About this exercise
Give back the data in full. Leave nothing out.

Exercise data
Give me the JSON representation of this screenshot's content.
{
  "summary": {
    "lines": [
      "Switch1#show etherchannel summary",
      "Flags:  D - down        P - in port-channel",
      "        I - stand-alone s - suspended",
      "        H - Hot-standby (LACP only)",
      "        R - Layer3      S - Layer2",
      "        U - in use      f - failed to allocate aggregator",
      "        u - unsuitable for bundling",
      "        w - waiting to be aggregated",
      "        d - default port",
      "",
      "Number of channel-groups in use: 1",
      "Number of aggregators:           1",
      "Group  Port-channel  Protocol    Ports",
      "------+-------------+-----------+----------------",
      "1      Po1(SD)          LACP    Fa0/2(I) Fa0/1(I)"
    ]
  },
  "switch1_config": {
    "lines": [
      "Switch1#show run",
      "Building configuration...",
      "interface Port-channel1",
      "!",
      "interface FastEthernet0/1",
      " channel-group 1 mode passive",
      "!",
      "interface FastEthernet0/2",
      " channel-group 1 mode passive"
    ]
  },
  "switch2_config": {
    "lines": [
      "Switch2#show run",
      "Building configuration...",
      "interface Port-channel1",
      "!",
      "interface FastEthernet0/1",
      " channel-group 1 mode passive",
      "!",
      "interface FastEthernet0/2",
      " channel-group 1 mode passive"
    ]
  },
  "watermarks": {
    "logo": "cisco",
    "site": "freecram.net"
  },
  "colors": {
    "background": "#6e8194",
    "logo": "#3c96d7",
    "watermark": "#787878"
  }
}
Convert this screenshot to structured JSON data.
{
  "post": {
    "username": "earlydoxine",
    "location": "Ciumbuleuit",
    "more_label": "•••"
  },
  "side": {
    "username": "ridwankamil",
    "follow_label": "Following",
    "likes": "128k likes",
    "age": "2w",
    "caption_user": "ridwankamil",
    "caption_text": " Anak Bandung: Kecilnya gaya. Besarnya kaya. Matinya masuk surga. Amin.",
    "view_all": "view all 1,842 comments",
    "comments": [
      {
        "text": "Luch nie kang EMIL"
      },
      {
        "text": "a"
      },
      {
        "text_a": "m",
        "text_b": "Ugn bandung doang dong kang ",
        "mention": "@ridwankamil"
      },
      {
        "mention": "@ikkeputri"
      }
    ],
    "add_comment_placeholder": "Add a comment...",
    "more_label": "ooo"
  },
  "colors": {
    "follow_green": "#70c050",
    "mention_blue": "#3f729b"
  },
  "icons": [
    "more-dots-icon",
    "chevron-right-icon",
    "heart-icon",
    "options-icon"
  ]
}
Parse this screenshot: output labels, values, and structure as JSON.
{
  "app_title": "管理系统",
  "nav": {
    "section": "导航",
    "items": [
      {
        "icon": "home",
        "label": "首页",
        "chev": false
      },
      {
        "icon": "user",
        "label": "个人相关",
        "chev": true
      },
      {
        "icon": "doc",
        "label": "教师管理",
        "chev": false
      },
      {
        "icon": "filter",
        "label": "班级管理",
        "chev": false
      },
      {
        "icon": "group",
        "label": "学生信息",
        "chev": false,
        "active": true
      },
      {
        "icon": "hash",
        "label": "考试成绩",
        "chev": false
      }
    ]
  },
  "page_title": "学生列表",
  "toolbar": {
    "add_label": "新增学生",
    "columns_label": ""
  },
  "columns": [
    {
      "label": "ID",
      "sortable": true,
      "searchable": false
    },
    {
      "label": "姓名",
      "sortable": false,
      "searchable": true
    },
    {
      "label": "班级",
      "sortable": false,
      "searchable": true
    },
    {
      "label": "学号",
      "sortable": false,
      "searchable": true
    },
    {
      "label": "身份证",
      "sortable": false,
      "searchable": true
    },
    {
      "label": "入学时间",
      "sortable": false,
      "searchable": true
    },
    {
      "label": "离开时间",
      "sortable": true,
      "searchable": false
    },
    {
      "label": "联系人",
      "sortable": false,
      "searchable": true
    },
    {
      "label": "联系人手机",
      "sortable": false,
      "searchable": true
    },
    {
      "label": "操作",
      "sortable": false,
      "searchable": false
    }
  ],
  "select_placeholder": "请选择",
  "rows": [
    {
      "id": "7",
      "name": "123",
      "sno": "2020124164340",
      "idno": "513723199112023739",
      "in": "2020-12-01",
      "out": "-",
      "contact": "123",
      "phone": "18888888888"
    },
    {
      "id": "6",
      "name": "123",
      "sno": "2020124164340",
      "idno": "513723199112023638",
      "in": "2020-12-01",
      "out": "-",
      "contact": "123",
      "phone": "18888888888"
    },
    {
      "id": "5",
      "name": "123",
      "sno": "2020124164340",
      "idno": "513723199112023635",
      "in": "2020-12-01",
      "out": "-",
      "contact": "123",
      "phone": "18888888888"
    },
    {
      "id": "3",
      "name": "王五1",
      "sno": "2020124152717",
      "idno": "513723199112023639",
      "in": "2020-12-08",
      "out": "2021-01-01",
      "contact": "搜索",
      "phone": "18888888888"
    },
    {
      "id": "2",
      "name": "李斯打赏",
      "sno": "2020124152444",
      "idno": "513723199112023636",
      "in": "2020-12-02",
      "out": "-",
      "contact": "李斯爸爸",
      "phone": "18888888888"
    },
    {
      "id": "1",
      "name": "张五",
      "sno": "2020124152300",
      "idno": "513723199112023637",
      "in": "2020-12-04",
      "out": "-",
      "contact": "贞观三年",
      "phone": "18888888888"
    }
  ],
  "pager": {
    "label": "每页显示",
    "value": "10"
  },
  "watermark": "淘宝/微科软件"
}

Answer to this task
Give me the JSON representation of this screenshot's content.
{
  "summary": {
    "lines": [
      "Switch1#show etherchannel summary",
      "Flags:  D - down        P - in port-channel",
      "        I - stand-alone s - suspended",
      "        H - Hot-standby (LACP only)",
      "        R - Layer3      S - Layer2",
      "        U - in use      f - failed to allocate aggregator",
      "        u - unsuitable for bundling",
      "        w - waiting to be aggregated",
      "        d - default port",
      "",
      "Number of channel-groups in use: 1",
      "Number of aggregators:           1",
      "Group  Port-channel  Protocol    Ports",
      "------+-------------+-----------+----------------",
      "1      Po1(SD)          LACP    Fa0/2(I) Fa0/1(I)"
    ]
  },
  "switch1_config": {
    "lines": [
      "Switch1#show run",
      "Building configuration...",
      "interface Port-channel1",
      "!",
      "interface FastEthernet0/1",
      " channel-group 1 mode passive",
      "!",
      "interface FastEthernet0/2",
      " channel-group 1 mode passive"
    ]
  },
  "switch2_config": {
    "lines": [
      "Switch2#show run",
      "Building configuration...",
      "interface Port-channel1",
      "!",
      "interface FastEthernet0/1",
      " channel-group 1 mode passive",
      "!",
      "interface FastEthernet0/2",
      " channel-group 1 mode passive"
    ]
  },
  "watermarks": {
    "logo": "cisco",
    "site": "freecram.net"
  },
  "colors": {
    "background": "#6e8194",
    "logo": "#3c96d7",
    "watermark": "#787878"
  }
}
Convert this screenshot to structured JSON data.
{
  "post": {
    "username": "earlydoxine",
    "location": "Ciumbuleuit",
    "more_label": "•••"
  },
  "side": {
    "username": "ridwankamil",
    "follow_label": "Following",
    "likes": "128k likes",
    "age": "2w",
    "caption_user": "ridwankamil",
    "caption_text": " Anak Bandung: Kecilnya gaya. Besarnya kaya. Matinya masuk surga. Amin.",
    "view_all": "view all 1,842 comments",
    "comments": [
      {
        "text": "Luch nie kang EMIL"
      },
      {
        "text": "a"
      },
      {
        "text_a": "m",
        "text_b": "Ugn bandung doang dong kang ",
        "mention": "@ridwankamil"
      },
      {
        "mention": "@ikkeputri"
      }
    ],
    "add_comment_placeholder": "Add a comment...",
    "more_label": "ooo"
  },
  "colors": {
    "follow_green": "#70c050",
    "mention_blue": "#3f729b"
  },
  "icons": [
    "more-dots-icon",
    "chevron-right-icon",
    "heart-icon",
    "options-icon"
  ]
}
Parse this screenshot: output labels, values, and structure as JSON.
{
  "app_title": "管理系统",
  "nav": {
    "section": "导航",
    "items": [
      {
        "icon": "home",
        "label": "首页",
        "chev": false
      },
      {
        "icon": "user",
        "label": "个人相关",
        "chev": true
      },
      {
        "icon": "doc",
        "label": "教师管理",
        "chev": false
      },
      {
        "icon": "filter",
        "label": "班级管理",
        "chev": false
      },
      {
        "icon": "group",
        "label": "学生信息",
        "chev": false,
        "active": true
      },
      {
        "icon": "hash",
        "label": "考试成绩",
        "chev": false
      }
    ]
  },
  "page_title": "学生列表",
  "toolbar": {
    "add_label": "新增学生",
    "columns_label": ""
  },
  "columns": [
    {
      "label": "ID",
      "sortable": true,
      "searchable": false
    },
    {
      "label": "姓名",
      "sortable": false,
      "searchable": true
    },
    {
      "label": "班级",
      "sortable": false,
      "searchable": true
    },
    {
      "label": "学号",
      "sortable": false,
      "searchable": true
    },
    {
      "label": "身份证",
      "sortable": false,
      "searchable": true
    },
    {
      "label": "入学时间",
      "sortable": false,
      "searchable": true
    },
    {
      "label": "离开时间",
      "sortable": true,
      "searchable": false
    },
    {
      "label": "联系人",
      "sortable": false,
      "searchable": true
    },
    {
      "label": "联系人手机",
      "sortable": false,
      "searchable": true
    },
    {
      "label": "操作",
      "sortable": false,
      "searchable": false
    }
  ],
  "select_placeholder": "请选择",
  "rows": [
    {
      "id": "7",
      "name": "123",
      "sno": "2020124164340",
      "idno": "513723199112023739",
      "in": "2020-12-01",
      "out": "-",
      "contact": "123",
      "phone": "18888888888"
    },
    {
      "id": "6",
      "name": "123",
      "sno": "2020124164340",
      "idno": "513723199112023638",
      "in": "2020-12-01",
      "out": "-",
      "contact": "123",
      "phone": "18888888888"
    },
    {
      "id": "5",
      "name": "123",
      "sno": "2020124164340",
      "idno": "513723199112023635",
      "in": "2020-12-01",
      "out": "-",
      "contact": "123",
      "phone": "18888888888"
    },
    {
      "id": "3",
      "name": "王五1",
      "sno": "2020124152717",
      "idno": "513723199112023639",
      "in": "2020-12-08",
      "out": "2021-01-01",
      "contact": "搜索",
      "phone": "18888888888"
    },
    {
      "id": "2",
      "name": "李斯打赏",
      "sno": "2020124152444",
      "idno": "513723199112023636",
      "in": "2020-12-02",
      "out": "-",
      "contact": "李斯爸爸",
      "phone": "18888888888"
    },
    {
      "id": "1",
      "name": "张五",
      "sno": "2020124152300",
      "idno": "513723199112023637",
      "in": "2020-12-04",
      "out": "-",
      "contact": "贞观三年",
      "phone": "18888888888"
    }
  ],
  "pager": {
    "label": "每页显示",
    "value": "10"
  },
  "watermark": "淘宝/微科软件"
}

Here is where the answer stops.